--- THE PROBLEM ---
Please show every line in the entries below that includes the word "Triangulation".
+++ DATA FOR ANALYSIS
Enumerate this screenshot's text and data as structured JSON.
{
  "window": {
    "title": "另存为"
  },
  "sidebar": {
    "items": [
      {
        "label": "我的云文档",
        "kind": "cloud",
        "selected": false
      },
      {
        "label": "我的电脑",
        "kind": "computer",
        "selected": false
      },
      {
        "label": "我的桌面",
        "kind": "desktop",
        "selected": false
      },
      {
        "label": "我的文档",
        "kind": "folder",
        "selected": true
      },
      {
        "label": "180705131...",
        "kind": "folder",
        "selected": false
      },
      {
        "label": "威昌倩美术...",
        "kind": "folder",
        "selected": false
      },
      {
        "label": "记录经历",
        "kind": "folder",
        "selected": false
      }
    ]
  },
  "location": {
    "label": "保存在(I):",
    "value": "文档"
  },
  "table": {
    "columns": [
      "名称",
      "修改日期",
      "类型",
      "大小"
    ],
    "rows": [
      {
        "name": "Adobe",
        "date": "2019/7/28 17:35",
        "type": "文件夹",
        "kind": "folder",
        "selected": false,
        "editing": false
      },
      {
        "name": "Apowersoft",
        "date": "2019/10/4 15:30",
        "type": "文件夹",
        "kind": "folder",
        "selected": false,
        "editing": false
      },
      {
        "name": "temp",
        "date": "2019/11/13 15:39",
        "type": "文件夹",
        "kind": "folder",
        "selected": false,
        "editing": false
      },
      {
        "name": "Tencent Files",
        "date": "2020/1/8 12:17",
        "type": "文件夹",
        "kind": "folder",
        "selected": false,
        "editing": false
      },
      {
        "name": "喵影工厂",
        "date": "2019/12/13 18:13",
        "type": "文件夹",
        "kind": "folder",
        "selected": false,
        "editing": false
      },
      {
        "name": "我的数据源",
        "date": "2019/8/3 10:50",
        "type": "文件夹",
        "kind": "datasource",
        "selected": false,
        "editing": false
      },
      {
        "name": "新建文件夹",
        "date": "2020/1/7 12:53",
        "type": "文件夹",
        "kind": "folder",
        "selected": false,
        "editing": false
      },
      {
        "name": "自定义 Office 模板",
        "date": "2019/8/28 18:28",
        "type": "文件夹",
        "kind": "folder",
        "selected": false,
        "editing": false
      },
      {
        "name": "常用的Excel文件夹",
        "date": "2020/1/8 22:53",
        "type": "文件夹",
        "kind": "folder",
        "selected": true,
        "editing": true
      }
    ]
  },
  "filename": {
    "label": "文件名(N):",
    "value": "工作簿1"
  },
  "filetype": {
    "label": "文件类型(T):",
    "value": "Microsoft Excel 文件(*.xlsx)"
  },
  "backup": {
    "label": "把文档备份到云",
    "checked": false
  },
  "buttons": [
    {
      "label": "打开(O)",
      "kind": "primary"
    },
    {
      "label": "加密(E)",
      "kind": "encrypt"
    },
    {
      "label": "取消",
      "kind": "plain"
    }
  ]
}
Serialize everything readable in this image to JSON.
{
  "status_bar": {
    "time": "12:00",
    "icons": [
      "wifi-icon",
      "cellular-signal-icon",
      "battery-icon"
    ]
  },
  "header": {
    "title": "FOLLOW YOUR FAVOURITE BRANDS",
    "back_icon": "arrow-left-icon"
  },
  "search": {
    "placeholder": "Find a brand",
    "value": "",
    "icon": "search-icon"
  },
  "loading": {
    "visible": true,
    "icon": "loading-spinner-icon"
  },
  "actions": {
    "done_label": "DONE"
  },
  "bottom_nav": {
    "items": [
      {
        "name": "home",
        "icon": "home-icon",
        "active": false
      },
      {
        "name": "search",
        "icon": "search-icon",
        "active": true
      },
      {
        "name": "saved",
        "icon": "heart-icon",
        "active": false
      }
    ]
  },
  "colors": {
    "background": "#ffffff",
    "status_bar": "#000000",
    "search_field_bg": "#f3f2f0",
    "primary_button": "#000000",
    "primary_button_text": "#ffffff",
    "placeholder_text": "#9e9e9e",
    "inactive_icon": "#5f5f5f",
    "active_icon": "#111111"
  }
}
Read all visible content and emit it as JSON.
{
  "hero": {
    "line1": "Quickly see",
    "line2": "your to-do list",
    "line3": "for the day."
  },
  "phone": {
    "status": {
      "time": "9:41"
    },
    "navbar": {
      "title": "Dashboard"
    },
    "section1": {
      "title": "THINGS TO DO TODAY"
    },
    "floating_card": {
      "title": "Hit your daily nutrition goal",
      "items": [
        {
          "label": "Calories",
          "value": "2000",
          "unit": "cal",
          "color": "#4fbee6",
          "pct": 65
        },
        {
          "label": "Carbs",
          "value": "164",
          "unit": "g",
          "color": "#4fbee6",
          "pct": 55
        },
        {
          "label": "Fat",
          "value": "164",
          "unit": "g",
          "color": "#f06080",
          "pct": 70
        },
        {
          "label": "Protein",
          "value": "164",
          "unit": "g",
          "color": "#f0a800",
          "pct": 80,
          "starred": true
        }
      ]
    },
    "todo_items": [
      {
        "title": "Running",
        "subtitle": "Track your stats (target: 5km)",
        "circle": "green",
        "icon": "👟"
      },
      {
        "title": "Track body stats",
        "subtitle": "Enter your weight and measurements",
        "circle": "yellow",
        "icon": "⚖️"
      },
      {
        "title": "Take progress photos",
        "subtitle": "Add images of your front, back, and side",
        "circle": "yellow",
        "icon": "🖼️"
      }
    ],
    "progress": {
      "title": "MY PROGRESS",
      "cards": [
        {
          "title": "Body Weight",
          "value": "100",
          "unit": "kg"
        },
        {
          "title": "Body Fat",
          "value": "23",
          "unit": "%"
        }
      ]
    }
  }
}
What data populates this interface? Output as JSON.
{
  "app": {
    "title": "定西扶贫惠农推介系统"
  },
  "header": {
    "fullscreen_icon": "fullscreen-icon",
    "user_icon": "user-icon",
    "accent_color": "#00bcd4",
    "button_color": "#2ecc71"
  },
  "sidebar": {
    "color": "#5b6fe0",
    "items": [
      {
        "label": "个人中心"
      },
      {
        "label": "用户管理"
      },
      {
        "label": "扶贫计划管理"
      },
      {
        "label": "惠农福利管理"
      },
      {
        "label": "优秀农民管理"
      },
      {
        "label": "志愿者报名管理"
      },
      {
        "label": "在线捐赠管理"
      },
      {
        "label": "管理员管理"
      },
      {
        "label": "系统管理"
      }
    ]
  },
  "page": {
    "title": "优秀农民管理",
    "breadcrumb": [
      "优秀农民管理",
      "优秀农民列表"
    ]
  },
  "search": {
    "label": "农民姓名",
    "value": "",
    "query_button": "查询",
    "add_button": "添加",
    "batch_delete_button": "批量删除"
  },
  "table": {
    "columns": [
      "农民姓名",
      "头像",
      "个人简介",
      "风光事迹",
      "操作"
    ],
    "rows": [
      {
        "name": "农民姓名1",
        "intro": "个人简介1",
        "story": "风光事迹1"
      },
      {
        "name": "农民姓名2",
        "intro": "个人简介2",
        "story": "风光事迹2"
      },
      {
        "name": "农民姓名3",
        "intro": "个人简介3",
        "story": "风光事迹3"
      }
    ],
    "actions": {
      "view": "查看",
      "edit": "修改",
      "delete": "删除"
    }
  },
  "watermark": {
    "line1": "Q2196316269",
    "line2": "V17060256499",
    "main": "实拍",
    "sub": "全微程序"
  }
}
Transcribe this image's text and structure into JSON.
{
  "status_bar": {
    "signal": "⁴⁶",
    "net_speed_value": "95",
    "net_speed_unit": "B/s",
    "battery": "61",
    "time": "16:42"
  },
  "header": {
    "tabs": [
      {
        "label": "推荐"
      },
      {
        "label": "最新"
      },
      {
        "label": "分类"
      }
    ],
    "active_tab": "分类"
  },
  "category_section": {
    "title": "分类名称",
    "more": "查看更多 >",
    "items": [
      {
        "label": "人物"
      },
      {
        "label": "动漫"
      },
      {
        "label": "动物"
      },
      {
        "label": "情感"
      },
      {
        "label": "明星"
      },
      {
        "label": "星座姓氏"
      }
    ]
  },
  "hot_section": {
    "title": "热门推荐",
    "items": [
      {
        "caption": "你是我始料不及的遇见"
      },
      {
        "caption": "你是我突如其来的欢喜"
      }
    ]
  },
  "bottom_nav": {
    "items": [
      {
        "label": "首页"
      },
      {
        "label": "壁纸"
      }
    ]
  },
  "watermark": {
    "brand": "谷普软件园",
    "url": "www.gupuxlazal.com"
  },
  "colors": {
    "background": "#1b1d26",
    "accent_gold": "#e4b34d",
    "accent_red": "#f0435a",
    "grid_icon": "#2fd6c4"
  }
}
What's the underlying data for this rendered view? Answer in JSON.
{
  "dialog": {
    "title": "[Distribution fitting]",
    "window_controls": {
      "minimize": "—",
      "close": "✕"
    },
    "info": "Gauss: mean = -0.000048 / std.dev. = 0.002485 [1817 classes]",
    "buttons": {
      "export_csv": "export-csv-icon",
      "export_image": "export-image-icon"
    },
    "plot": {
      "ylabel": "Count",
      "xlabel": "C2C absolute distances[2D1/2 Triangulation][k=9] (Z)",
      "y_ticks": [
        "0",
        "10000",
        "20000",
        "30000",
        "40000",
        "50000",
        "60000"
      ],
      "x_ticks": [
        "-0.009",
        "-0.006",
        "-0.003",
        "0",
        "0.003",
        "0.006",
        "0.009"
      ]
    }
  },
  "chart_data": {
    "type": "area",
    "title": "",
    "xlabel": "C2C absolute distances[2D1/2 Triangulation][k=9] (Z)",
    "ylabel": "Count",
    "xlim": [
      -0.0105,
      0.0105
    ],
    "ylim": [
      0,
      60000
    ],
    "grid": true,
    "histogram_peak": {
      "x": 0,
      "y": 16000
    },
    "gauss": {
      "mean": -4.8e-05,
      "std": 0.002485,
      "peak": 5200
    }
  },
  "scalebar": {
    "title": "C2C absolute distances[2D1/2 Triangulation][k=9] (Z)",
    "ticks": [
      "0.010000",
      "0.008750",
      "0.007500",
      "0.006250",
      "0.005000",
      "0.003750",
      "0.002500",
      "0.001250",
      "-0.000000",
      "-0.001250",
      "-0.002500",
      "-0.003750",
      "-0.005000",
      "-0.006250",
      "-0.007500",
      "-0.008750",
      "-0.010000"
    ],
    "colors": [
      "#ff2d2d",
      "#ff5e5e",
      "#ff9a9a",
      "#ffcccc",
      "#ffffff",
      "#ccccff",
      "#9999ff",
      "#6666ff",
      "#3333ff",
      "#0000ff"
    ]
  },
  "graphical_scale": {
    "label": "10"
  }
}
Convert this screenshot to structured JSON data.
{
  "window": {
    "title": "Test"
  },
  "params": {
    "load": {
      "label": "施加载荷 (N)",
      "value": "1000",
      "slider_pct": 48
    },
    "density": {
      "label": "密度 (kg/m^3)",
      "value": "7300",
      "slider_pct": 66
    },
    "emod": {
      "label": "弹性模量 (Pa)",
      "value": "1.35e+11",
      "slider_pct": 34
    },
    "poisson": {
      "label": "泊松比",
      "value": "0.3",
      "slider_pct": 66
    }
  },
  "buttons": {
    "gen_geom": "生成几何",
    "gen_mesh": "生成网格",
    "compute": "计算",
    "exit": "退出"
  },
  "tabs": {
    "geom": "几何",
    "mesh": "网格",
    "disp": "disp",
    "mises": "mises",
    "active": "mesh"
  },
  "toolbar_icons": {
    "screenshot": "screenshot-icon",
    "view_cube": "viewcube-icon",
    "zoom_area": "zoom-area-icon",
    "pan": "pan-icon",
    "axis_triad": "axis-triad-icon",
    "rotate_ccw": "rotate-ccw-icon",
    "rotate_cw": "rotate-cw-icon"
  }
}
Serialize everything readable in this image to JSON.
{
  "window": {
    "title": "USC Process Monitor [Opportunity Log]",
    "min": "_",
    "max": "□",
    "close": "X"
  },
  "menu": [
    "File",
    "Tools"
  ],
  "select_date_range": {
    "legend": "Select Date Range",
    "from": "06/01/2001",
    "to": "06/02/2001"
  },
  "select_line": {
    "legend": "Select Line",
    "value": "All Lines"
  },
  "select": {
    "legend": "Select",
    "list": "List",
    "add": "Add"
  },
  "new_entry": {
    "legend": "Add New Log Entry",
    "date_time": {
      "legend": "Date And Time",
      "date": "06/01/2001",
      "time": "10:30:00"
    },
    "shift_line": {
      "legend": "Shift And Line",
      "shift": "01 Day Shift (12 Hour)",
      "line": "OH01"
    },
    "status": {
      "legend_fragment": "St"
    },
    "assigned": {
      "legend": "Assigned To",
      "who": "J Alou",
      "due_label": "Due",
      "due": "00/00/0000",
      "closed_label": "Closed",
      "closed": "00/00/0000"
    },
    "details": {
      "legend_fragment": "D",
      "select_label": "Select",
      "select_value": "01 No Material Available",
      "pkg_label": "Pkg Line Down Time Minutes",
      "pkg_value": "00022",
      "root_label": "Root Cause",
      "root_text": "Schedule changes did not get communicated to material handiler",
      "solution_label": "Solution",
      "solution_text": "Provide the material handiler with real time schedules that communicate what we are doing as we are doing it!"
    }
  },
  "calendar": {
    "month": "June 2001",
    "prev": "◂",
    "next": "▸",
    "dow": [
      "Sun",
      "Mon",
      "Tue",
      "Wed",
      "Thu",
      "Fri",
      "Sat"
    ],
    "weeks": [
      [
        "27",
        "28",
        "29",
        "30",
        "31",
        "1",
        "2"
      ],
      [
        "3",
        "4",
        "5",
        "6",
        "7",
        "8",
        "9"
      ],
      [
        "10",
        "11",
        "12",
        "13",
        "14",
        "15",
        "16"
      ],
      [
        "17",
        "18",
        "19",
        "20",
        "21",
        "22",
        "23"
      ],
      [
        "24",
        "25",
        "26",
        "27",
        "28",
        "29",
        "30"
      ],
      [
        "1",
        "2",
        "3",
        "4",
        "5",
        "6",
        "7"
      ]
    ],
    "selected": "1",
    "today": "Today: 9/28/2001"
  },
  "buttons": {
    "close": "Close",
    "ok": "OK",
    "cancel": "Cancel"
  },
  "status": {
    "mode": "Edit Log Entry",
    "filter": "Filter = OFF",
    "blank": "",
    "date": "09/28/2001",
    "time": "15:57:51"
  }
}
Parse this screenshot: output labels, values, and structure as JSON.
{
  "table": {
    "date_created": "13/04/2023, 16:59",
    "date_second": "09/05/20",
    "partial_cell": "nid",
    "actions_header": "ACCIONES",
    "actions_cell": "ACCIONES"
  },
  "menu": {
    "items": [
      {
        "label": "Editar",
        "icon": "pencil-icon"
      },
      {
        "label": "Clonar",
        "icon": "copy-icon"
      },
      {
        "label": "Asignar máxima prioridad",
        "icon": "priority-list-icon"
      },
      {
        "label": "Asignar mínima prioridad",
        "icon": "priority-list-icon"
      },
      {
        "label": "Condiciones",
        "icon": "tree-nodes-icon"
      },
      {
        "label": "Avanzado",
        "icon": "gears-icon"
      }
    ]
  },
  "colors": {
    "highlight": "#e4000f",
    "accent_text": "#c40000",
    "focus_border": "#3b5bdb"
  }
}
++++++
--- RESPONSE AREA ---
      "xlabel": "C2C absolute distances[2D1/2 Triangulation][k=9] (Z)",
    "xlabel": "C2C absolute distances[2D1/2 Triangulation][k=9] (Z)",
    "title": "C2C absolute distances[2D1/2 Triangulation][k=9] (Z)",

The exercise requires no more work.